- _Instructions to follow_: Return the records below exactly; pictures stay out.

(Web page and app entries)
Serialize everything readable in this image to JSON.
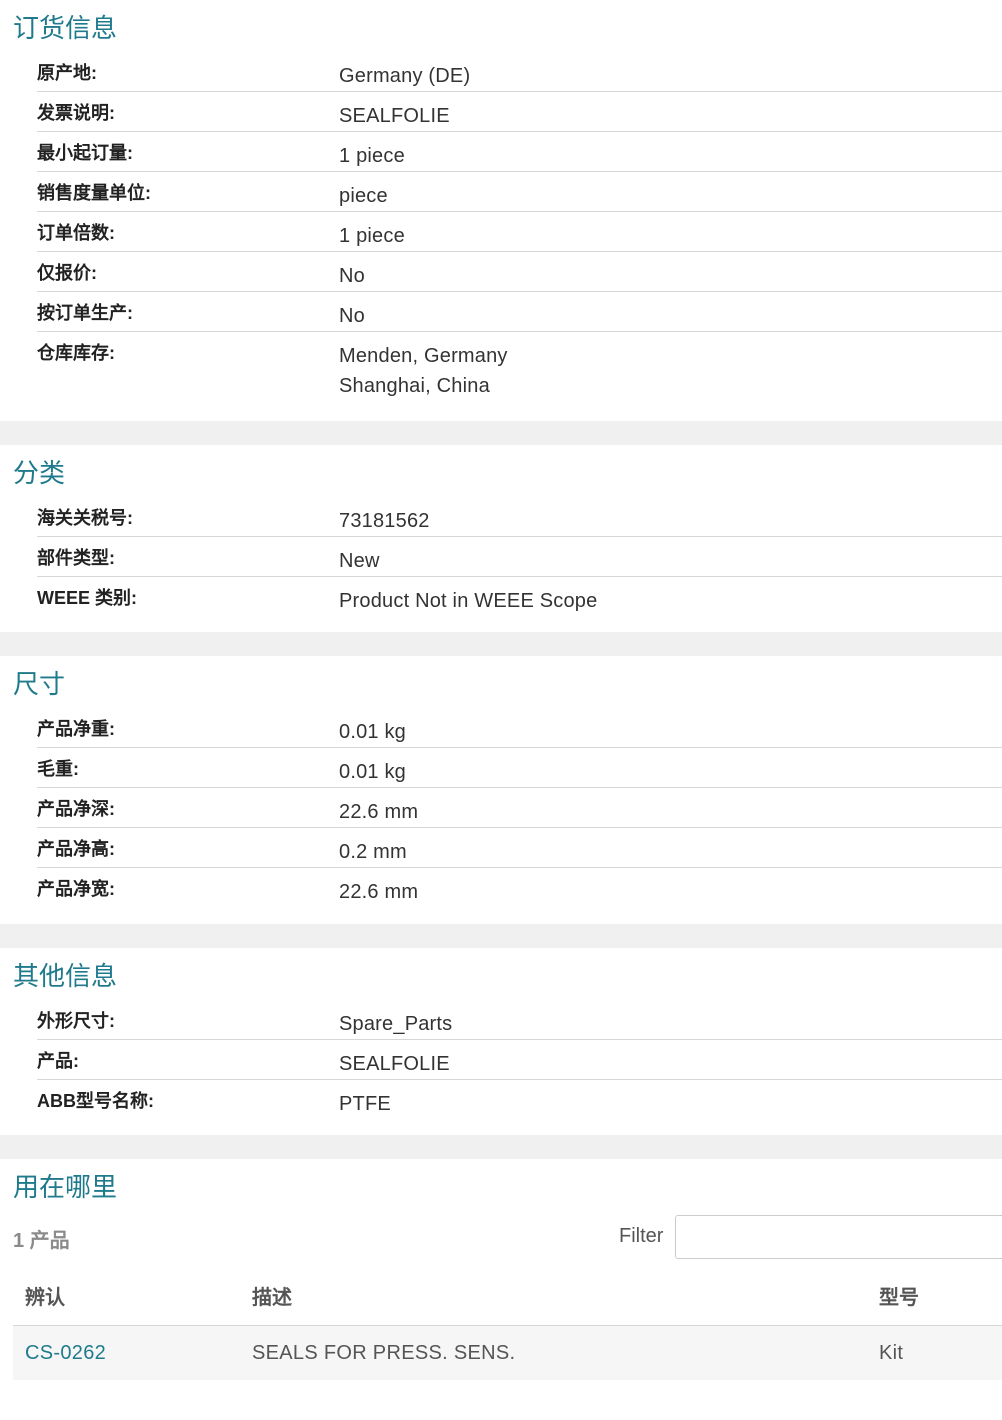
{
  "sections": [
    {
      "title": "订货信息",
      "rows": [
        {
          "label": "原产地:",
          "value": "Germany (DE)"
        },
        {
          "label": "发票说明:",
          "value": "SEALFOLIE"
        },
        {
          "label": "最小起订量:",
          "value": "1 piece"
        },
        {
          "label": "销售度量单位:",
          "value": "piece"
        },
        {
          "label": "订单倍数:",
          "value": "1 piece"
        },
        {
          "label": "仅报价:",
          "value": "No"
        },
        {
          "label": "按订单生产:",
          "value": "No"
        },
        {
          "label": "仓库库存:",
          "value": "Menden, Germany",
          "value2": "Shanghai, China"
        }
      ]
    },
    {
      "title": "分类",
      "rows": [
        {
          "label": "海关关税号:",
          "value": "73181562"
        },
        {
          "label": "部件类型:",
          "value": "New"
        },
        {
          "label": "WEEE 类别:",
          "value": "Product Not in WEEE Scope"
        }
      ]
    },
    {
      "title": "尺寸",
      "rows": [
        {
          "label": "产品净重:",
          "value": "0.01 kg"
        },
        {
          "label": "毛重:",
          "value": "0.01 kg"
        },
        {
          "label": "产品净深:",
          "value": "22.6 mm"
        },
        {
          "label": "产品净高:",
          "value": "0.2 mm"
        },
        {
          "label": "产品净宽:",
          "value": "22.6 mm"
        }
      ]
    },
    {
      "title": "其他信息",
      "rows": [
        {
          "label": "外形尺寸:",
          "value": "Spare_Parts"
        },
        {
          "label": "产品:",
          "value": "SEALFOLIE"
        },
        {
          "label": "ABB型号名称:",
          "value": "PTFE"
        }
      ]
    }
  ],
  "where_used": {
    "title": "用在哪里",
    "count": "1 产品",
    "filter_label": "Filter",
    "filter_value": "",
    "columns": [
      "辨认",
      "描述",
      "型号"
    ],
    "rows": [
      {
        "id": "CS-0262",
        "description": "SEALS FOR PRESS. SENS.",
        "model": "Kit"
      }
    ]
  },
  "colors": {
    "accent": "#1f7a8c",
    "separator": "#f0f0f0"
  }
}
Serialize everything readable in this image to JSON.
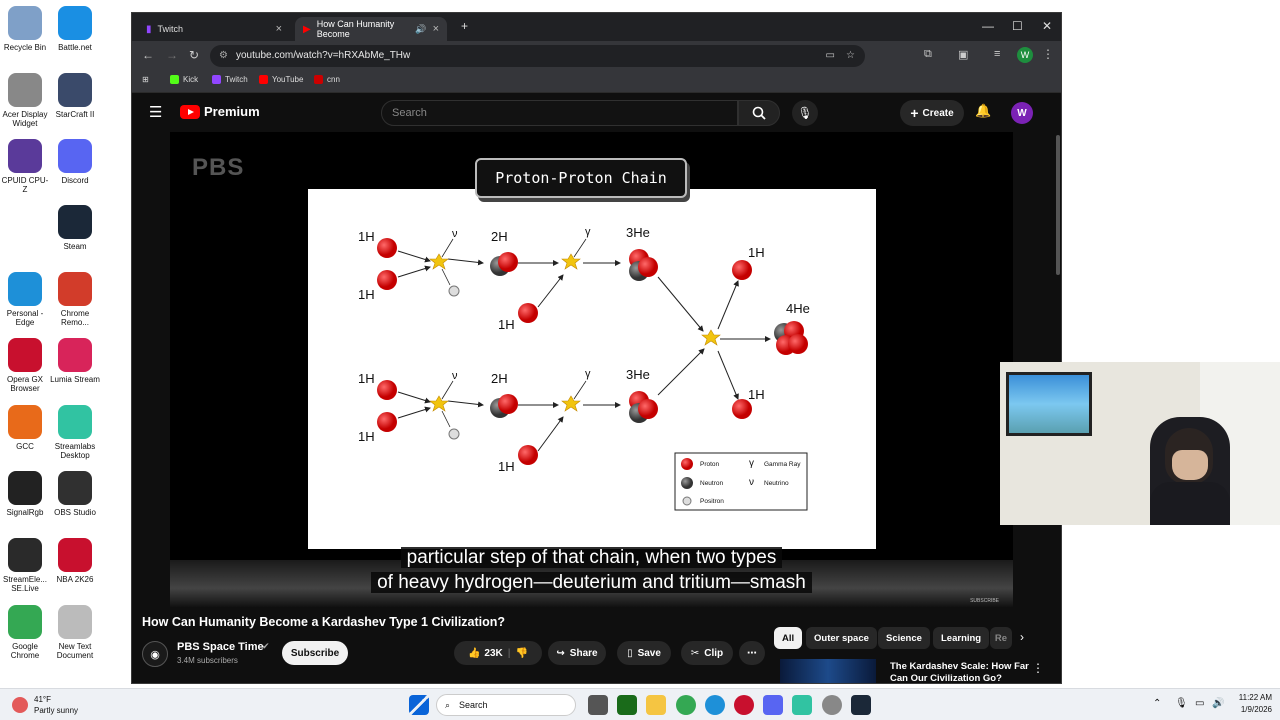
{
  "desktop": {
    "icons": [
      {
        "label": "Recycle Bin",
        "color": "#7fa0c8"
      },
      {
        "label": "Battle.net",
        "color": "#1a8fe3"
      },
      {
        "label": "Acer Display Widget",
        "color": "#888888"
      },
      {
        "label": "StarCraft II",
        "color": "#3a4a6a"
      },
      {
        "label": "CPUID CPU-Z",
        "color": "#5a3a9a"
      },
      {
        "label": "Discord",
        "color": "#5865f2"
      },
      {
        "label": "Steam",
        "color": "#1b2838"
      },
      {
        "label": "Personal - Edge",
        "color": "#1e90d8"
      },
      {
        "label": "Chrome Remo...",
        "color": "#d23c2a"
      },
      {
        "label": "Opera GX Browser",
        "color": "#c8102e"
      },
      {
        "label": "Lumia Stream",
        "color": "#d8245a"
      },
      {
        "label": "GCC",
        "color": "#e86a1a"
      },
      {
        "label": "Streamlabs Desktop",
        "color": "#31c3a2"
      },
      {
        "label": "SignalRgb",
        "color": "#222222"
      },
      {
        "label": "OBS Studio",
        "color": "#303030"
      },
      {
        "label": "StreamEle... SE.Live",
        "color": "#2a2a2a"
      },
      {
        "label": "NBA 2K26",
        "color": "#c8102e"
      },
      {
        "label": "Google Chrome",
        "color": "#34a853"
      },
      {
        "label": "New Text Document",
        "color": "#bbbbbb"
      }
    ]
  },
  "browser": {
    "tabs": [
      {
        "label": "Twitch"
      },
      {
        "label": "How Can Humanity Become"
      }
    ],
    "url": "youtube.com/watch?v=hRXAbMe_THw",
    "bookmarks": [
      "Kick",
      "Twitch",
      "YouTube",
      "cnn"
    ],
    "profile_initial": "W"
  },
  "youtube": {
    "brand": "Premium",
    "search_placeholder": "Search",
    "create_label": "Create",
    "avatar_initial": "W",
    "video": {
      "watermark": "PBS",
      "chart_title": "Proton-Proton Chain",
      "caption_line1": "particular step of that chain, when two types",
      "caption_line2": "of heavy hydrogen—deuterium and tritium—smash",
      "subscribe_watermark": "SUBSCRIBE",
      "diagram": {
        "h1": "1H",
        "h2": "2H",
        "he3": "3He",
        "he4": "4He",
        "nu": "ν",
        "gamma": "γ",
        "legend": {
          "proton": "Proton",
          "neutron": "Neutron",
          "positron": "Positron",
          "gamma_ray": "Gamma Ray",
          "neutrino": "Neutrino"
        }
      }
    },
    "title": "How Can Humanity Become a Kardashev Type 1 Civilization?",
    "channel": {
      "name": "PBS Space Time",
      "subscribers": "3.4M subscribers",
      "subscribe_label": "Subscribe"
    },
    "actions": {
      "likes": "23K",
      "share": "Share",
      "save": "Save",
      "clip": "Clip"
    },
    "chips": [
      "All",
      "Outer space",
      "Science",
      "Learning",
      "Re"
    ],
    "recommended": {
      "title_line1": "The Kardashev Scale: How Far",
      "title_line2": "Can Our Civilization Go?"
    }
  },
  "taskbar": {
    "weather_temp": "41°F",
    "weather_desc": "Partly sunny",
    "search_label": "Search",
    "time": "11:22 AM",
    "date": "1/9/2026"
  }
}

- _Response area_:
Serialize everything readable in this image to JSON.
{
  "sections": [
    {
      "title": "订货信息",
      "rows": [
        {
          "label": "原产地:",
          "value": "Germany (DE)"
        },
        {
          "label": "发票说明:",
          "value": "SEALFOLIE"
        },
        {
          "label": "最小起订量:",
          "value": "1 piece"
        },
        {
          "label": "销售度量单位:",
          "value": "piece"
        },
        {
          "label": "订单倍数:",
          "value": "1 piece"
        },
        {
          "label": "仅报价:",
          "value": "No"
        },
        {
          "label": "按订单生产:",
          "value": "No"
        },
        {
          "label": "仓库库存:",
          "value": "Menden, Germany",
          "value2": "Shanghai, China"
        }
      ]
    },
    {
      "title": "分类",
      "rows": [
        {
          "label": "海关关税号:",
          "value": "73181562"
        },
        {
          "label": "部件类型:",
          "value": "New"
        },
        {
          "label": "WEEE 类别:",
          "value": "Product Not in WEEE Scope"
        }
      ]
    },
    {
      "title": "尺寸",
      "rows": [
        {
          "label": "产品净重:",
          "value": "0.01 kg"
        },
        {
          "label": "毛重:",
          "value": "0.01 kg"
        },
        {
          "label": "产品净深:",
          "value": "22.6 mm"
        },
        {
          "label": "产品净高:",
          "value": "0.2 mm"
        },
        {
          "label": "产品净宽:",
          "value": "22.6 mm"
        }
      ]
    },
    {
      "title": "其他信息",
      "rows": [
        {
          "label": "外形尺寸:",
          "value": "Spare_Parts"
        },
        {
          "label": "产品:",
          "value": "SEALFOLIE"
        },
        {
          "label": "ABB型号名称:",
          "value": "PTFE"
        }
      ]
    }
  ],
  "where_used": {
    "title": "用在哪里",
    "count": "1 产品",
    "filter_label": "Filter",
    "filter_value": "",
    "columns": [
      "辨认",
      "描述",
      "型号"
    ],
    "rows": [
      {
        "id": "CS-0262",
        "description": "SEALS FOR PRESS. SENS.",
        "model": "Kit"
      }
    ]
  },
  "colors": {
    "accent": "#1f7a8c",
    "separator": "#f0f0f0"
  }
}
Serialize everything readable in this image to JSON.
{
  "desktop": {
    "icons": [
      {
        "label": "Recycle Bin",
        "color": "#7fa0c8"
      },
      {
        "label": "Battle.net",
        "color": "#1a8fe3"
      },
      {
        "label": "Acer Display Widget",
        "color": "#888888"
      },
      {
        "label": "StarCraft II",
        "color": "#3a4a6a"
      },
      {
        "label": "CPUID CPU-Z",
        "color": "#5a3a9a"
      },
      {
        "label": "Discord",
        "color": "#5865f2"
      },
      {
        "label": "Steam",
        "color": "#1b2838"
      },
      {
        "label": "Personal - Edge",
        "color": "#1e90d8"
      },
      {
        "label": "Chrome Remo...",
        "color": "#d23c2a"
      },
      {
        "label": "Opera GX Browser",
        "color": "#c8102e"
      },
      {
        "label": "Lumia Stream",
        "color": "#d8245a"
      },
      {
        "label": "GCC",
        "color": "#e86a1a"
      },
      {
        "label": "Streamlabs Desktop",
        "color": "#31c3a2"
      },
      {
        "label": "SignalRgb",
        "color": "#222222"
      },
      {
        "label": "OBS Studio",
        "color": "#303030"
      },
      {
        "label": "StreamEle... SE.Live",
        "color": "#2a2a2a"
      },
      {
        "label": "NBA 2K26",
        "color": "#c8102e"
      },
      {
        "label": "Google Chrome",
        "color": "#34a853"
      },
      {
        "label": "New Text Document",
        "color": "#bbbbbb"
      }
    ]
  },
  "browser": {
    "tabs": [
      {
        "label": "Twitch"
      },
      {
        "label": "How Can Humanity Become"
      }
    ],
    "url": "youtube.com/watch?v=hRXAbMe_THw",
    "bookmarks": [
      "Kick",
      "Twitch",
      "YouTube",
      "cnn"
    ],
    "profile_initial": "W"
  },
  "youtube": {
    "brand": "Premium",
    "search_placeholder": "Search",
    "create_label": "Create",
    "avatar_initial": "W",
    "video": {
      "watermark": "PBS",
      "chart_title": "Proton-Proton Chain",
      "caption_line1": "particular step of that chain, when two types",
      "caption_line2": "of heavy hydrogen—deuterium and tritium—smash",
      "subscribe_watermark": "SUBSCRIBE",
      "diagram": {
        "h1": "1H",
        "h2": "2H",
        "he3": "3He",
        "he4": "4He",
        "nu": "ν",
        "gamma": "γ",
        "legend": {
          "proton": "Proton",
          "neutron": "Neutron",
          "positron": "Positron",
          "gamma_ray": "Gamma Ray",
          "neutrino": "Neutrino"
        }
      }
    },
    "title": "How Can Humanity Become a Kardashev Type 1 Civilization?",
    "channel": {
      "name": "PBS Space Time",
      "subscribers": "3.4M subscribers",
      "subscribe_label": "Subscribe"
    },
    "actions": {
      "likes": "23K",
      "share": "Share",
      "save": "Save",
      "clip": "Clip"
    },
    "chips": [
      "All",
      "Outer space",
      "Science",
      "Learning",
      "Re"
    ],
    "recommended": {
      "title_line1": "The Kardashev Scale: How Far",
      "title_line2": "Can Our Civilization Go?"
    }
  },
  "taskbar": {
    "weather_temp": "41°F",
    "weather_desc": "Partly sunny",
    "search_label": "Search",
    "time": "11:22 AM",
    "date": "1/9/2026"
  }
}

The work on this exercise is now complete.